I’m not sure who needs to hear this, but your customers are not just graphs of data to use for marketing and advertising purposes — they’re just like you; they’re human beings who deserve to be treated with respect.
Respect means being transparent about what data you collect about them and explaining how and why you use that information.
You Market to Children
If you make any changes to your processing practices, you must update your policy immediately and inform the parents or legal guardians of those minors.
For example, the Children’s Online Privacy Protection Act (COPPA) protects data collected from users under 13 in the US.
Similarly, the amended CCPA also has stricter guidelines regarding how you obtain consent and if you can sell and share the data from underage users.
Update notifications are important because laws like the GDPR require you to re-obtain consent from individuals if you want to start collecting new information from them or use their data in ways not previously outlined in your agreement.
- Using a banner or pop-up notice
- Sending out an email update
- Creating a blog or news post
I know it’s tempting, but taking shortcuts isn’t worth it, especially when it comes to privacy compliance, so I recommend implementing more than one of these methods.
Just remember to change the ‘last updated’ date and include it somewhere on your final document so it’s easy for consumers to spot.
Now let’s go over each of these notification methods in more detail.
Banner or Pop-up Notice
It’s a good idea to implement the banner in a way that users will see it as soon as they come to your site, regardless of what page they land on.
Include a link to your new policy directly on the banner so anyone can easily read it. Explain what’s new using simple language so it’s accessible to as many different readers as possible.
Below, see an example of how the hotel Beaurivage MGM Resort inserted a banner on their site to inform users that they recently updated their privacy agreement.
There’s a chance not everyone will see it, especially since you probably won’t permanently leave the pop-up banner on your site.

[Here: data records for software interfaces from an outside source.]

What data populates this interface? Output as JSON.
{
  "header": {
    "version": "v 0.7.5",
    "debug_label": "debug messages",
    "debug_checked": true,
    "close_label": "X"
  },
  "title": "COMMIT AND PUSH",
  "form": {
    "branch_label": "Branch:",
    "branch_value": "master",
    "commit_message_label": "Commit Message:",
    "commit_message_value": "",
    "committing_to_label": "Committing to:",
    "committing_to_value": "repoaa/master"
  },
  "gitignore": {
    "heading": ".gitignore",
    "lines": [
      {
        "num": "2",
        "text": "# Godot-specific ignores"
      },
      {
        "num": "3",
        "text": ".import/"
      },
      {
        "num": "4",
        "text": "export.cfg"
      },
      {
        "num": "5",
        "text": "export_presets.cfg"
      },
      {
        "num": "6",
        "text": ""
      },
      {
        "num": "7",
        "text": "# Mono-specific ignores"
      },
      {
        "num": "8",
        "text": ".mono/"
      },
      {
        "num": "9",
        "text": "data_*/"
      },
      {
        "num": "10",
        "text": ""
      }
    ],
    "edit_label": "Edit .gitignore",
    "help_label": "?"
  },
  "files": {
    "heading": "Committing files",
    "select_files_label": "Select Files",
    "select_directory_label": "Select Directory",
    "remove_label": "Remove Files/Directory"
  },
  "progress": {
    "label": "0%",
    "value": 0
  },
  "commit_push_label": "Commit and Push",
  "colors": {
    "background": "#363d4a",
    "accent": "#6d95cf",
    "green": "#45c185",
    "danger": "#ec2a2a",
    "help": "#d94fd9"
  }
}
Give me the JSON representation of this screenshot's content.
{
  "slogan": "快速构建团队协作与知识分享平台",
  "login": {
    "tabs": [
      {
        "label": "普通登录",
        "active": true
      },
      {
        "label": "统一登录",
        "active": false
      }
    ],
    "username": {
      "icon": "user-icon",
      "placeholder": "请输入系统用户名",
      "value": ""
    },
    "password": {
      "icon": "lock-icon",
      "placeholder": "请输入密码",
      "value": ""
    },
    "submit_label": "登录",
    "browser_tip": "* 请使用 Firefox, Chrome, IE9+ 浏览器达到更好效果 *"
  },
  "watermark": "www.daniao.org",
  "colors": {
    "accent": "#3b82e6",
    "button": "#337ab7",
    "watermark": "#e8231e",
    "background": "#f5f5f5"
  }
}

So use this method in combination with other notification solutions.
Remember to include a link to the complete text of the new policy and use simple language to explain what changes you’re implementing. If a legal challenge occurs, you can argue that your users were informed about the changes and had easy access to the new document.

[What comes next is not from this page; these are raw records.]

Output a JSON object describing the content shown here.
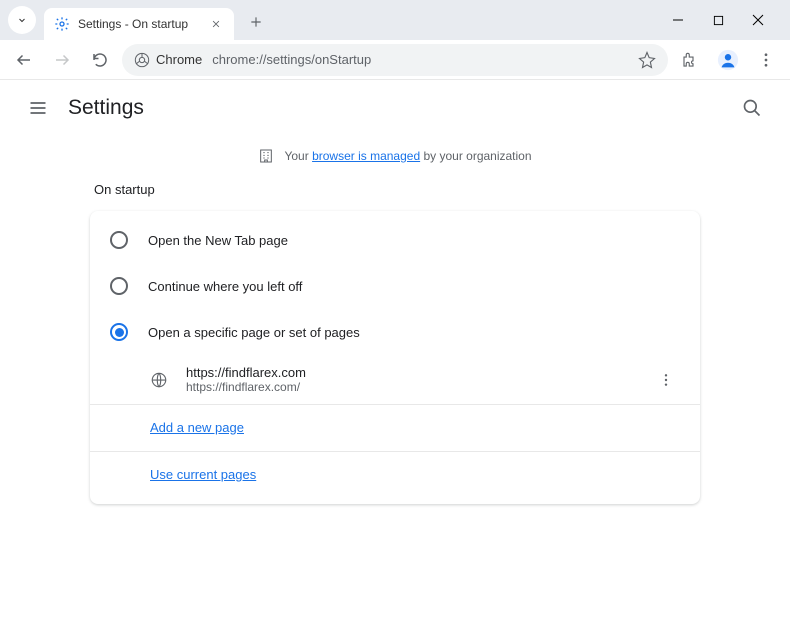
{
  "window": {
    "tab_title": "Settings - On startup"
  },
  "toolbar": {
    "chrome_chip": "Chrome",
    "url": "chrome://settings/onStartup"
  },
  "header": {
    "title": "Settings"
  },
  "banner": {
    "prefix": "Your ",
    "link": "browser is managed",
    "suffix": " by your organization"
  },
  "section": {
    "title": "On startup",
    "options": [
      {
        "label": "Open the New Tab page",
        "selected": false
      },
      {
        "label": "Continue where you left off",
        "selected": false
      },
      {
        "label": "Open a specific page or set of pages",
        "selected": true
      }
    ],
    "page": {
      "display": "https://findflarex.com",
      "full": "https://findflarex.com/"
    },
    "add_page": "Add a new page",
    "use_current": "Use current pages"
  }
}
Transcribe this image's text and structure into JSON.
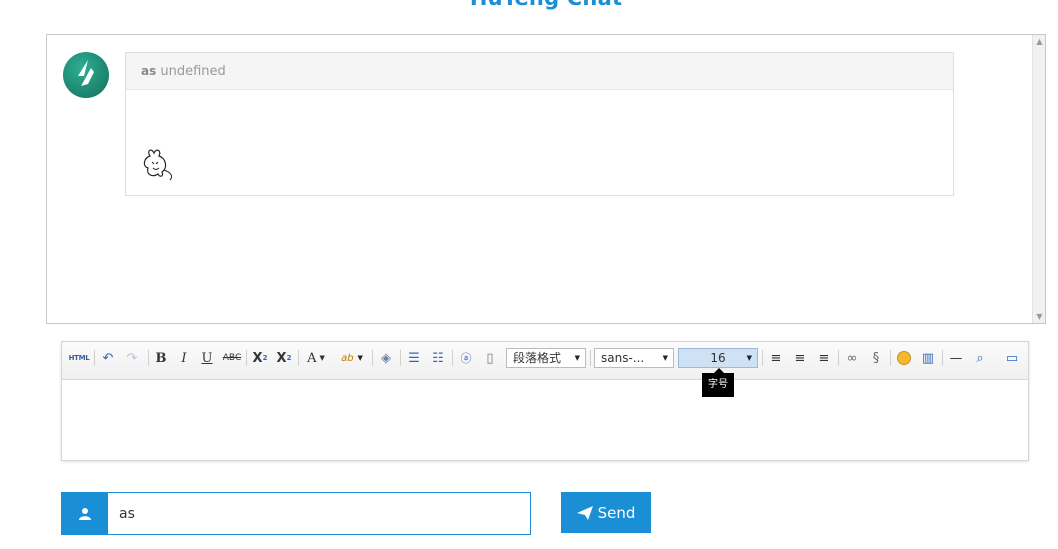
{
  "app": {
    "title": "HuTeng Chat"
  },
  "message": {
    "user": "as",
    "text": "undefined"
  },
  "toolbar": {
    "html_label": "HTML",
    "paragraph_format": "段落格式",
    "font_family": "sans-...",
    "font_size": "16",
    "tooltip": "字号"
  },
  "form": {
    "name_value": "as",
    "send_label": "Send"
  },
  "colors": {
    "accent": "#1a8fd6"
  },
  "icons": [
    "user-icon",
    "paper-plane-icon",
    "undo-icon",
    "redo-icon",
    "bold-icon",
    "italic-icon",
    "underline-icon",
    "strikethrough-icon",
    "superscript-icon",
    "subscript-icon",
    "font-color-icon",
    "highlight-icon",
    "eraser-icon",
    "ordered-list-icon",
    "unordered-list-icon",
    "anchor-icon",
    "page-icon",
    "align-left-icon",
    "align-center-icon",
    "align-right-icon",
    "link-icon",
    "unlink-icon",
    "emoji-icon",
    "video-icon",
    "horizontal-rule-icon",
    "preview-icon",
    "fullscreen-icon"
  ]
}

Blog or News Post
Unlike the pop-up banner solution, blog posts live on your site forever, giving your customers more time to read about the changes you’ve made to your policy.
And, if a legal dispute arises, having a proper log of the past iterations of your policy can help you prove that you’ve implemented the appropriate updates and changes following relevant data privacy laws.

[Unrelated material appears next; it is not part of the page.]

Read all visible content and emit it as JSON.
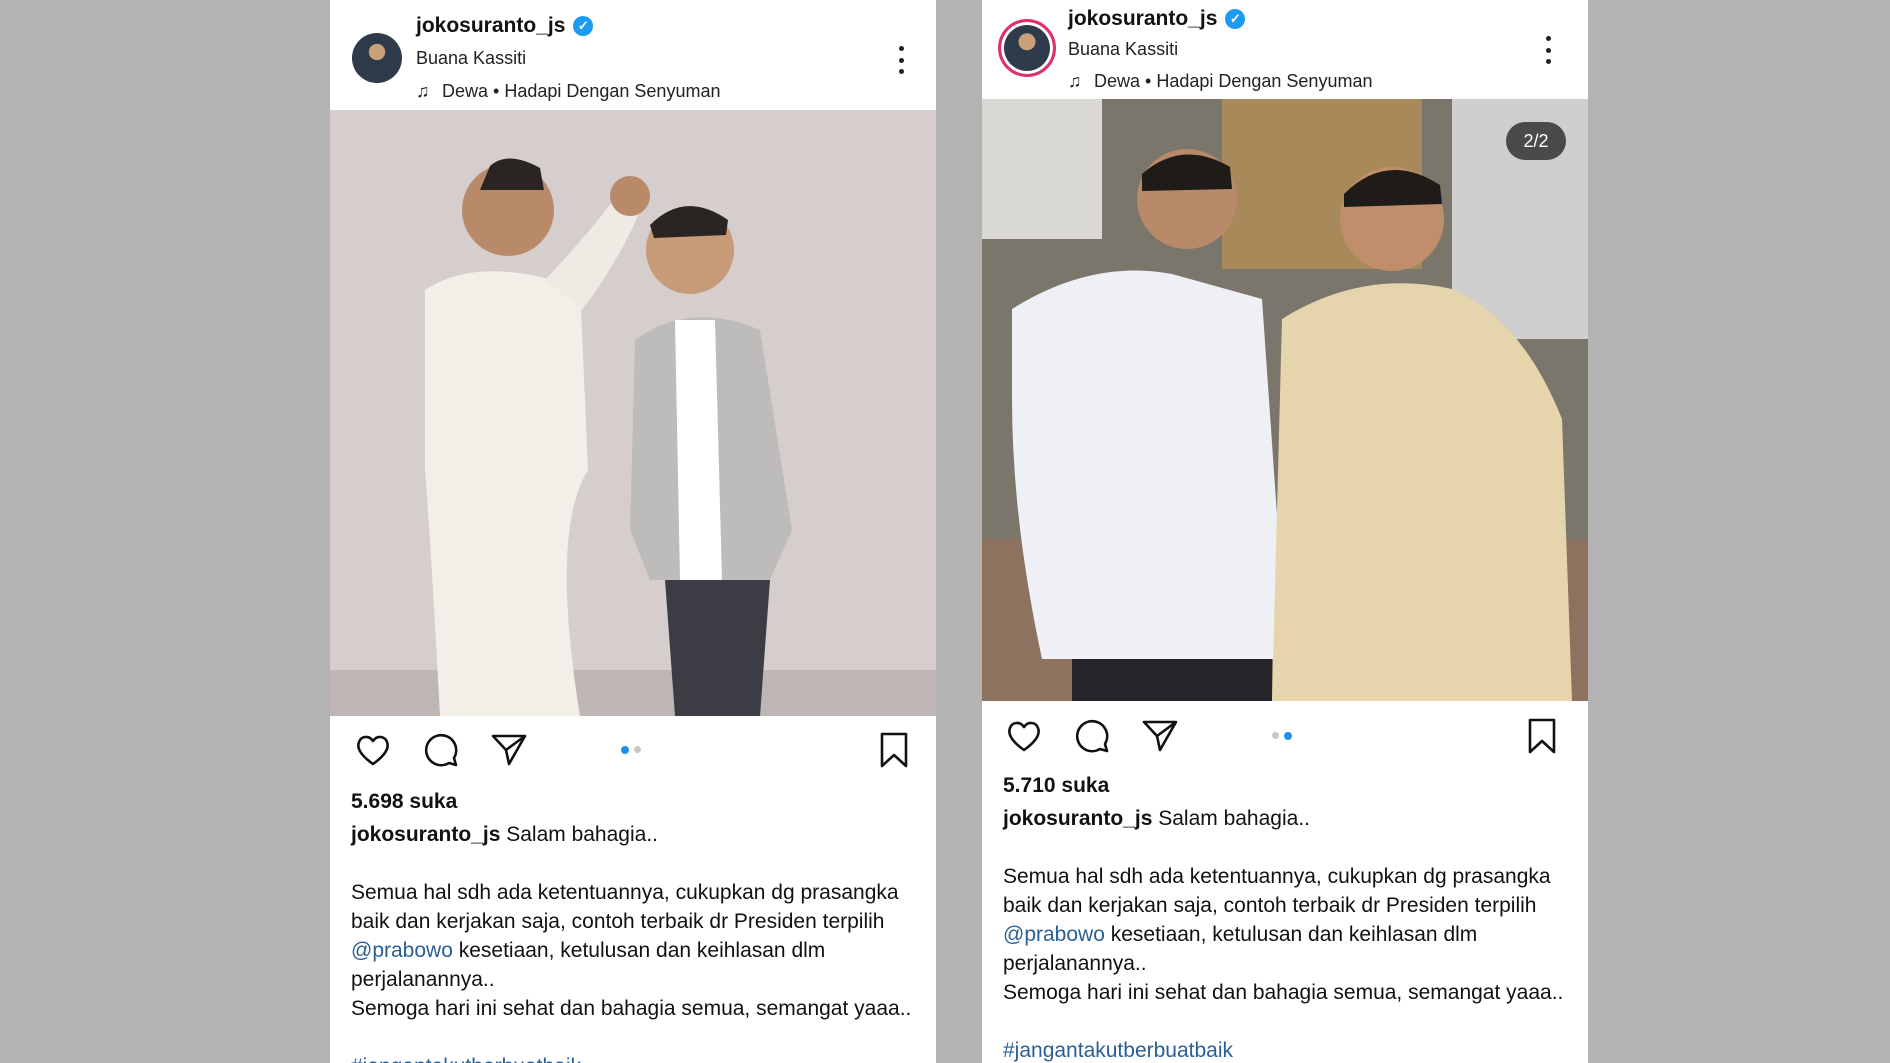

They continually add to this archive whenever another update occurs, which I recommend you also do.
- Using a managed solution
- Updating a free template
- Writing it yourself
Our generator asks you simple, relevant questions about your business’s data privacy processes and kicks out a legally compliant, thorough, and properly formatted policy for you based on your answers. No hassles, no fuss.
When it’s time to make a change, you simply pop back into the Termly dashboard anytime and make the updates directly in the builder.
You must manually fill in blank sections of a template with information about your business, so it requires more hands-on work.
But when it’s time to make some updates, you simply go back into the document, find the necessary clauses or features, and write in the new information yourself.
Writing It Yourself
But to make the process easier for you, I have a few tips and tricks:
I could — and often literally do — talk about privacy policies all day, so if you still have questions about updating yours, check out answers to some frequently asked questions on the topic below.
Why are all the privacy policies changing?
Privacy policies change when companies implement new privacy protocols or in an effort to abide by legal obligations.
Why did so many privacy policies update in 2018?
In 2018, the GDPR entered into force, and many businesses updated their privacy policies to meet the requirements outlined by the regulation.